*** Opening of RECORDS TO USE ***

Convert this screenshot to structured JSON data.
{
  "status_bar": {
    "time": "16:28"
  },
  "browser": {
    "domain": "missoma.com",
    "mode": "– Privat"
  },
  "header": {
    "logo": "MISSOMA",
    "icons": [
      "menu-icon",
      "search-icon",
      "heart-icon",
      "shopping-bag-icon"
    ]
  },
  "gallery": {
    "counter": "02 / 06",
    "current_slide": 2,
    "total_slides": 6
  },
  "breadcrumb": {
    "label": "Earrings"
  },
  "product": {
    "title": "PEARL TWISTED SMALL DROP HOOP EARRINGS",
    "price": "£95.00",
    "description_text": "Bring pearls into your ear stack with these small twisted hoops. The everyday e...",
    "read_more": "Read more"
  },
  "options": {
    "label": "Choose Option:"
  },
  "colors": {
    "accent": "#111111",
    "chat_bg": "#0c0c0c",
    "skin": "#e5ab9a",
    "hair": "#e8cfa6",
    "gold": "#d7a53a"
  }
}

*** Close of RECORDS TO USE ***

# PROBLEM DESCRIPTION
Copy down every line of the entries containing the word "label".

# RESULT OF THE EXERCISE
    "label": "Earrings"
    "label": "Choose Option:"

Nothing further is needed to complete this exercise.